That’s pretty much par for the course. Although the characters in LAKE DEAD are supposed to be adults, they act little differently from the stupid horny teenagers who inhabited bad slasher movies back in the 1980s. The introductory scenes, including the weekend road trip, even echoes FRIDAY THE 13TH 3D. The camaraderie, beer-drinking, and bitching along the way are all pretty juvenile, serving little purpose except to bore us with the “character” moments that are supposed to make us like the victims before they are slaughtered. Eventually, one couple even wanders off alone in the woods to have sex and – in the time-honored tradition -get killed immediately afterwards. There is little the cast can do except embody these walking cliches from another era; sadly, the passage of time has made their behavior seem even more incredible.
The director opts for crude brutality, but he evokes more revulsion than actual terror. Working on the theory that THE HILLS HAVE EYES and THE HILLS HAVE EYES 2 were too restrained in their attacks on women, we get not one but two rape scenes for our alleged viewing pleasure. In the first, the victim is pinned to a tree with a pickax through the face. For some reason, we’re expected to believe her wound leaves her alive long enough to experience the sexual assault, but the intended effect backfires, producing laughs of ridicule.
After watching these vile backwoods loonies perpetrating more than their fair share of on-screen atrocities, there is a certain satisfaction in seeing the tables turned for some well-deserved payback near the end. There’s even a clever moment when Brielle’s fiance manages to defeat an opponent while tied to a chair; it’s a scene we’ve watched a million times before, and it’s nice that we see something besides the usual wriggling-the-hands-free routine.

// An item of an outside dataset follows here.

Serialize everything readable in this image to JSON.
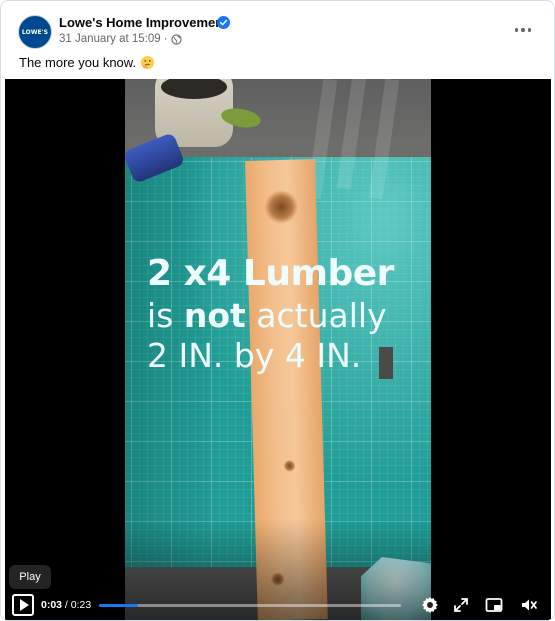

Unfortunately, this heroic action on the part of the male lead seems part and parcel of some rather retro sexual politics. Brielle gets herself and her friends into danger because she refuses to take paternal advice (this is what happens when women think for themselves, apparently). The real mastermind of the backwoods horror is the old family matriarch, who stood fast by the vile family tradition even when Grandpa had second thoughts. (Leaving aside Grandpa’s unexplained change-of-heart, the implication is that no good comes from having a woman running the family.) Not only does LAKE DEAD offer up the old “sex equals death” formula (while deliberately characterizing the first two female victims as sluts or whores); the film also insists on portraying Brielle and her sister as screaming victims from beginning to end. There is not even the climactic “Final Girl” moment when the last intended victim faces off alone against the killer; instead, the male charactes (first the fiance, then – at the very end – the estranged father) have to save the helpless women. Man-power, baby – that’s what it takes!
In a final nod toward outdated movie cliches, LAKE DEAD ends with an epilogue that tells us the horror is not over. Perhaps a sequel is intended, but it is hard to imagine anyone wanting to take a second plunge after wading once through this muddy, murky lake.
LAKE DEAD (2007). Directed by George Bessudo. Written by Daniel P. Coughlin. Cast: James C. Burns, Kelsey Crane, jim Devoti, Tara Gerard, Pat McNeely, Alex A. Quinn, Malea Richardson, Kelsey Wedeen. Christian Stokes, Trevor Torseth.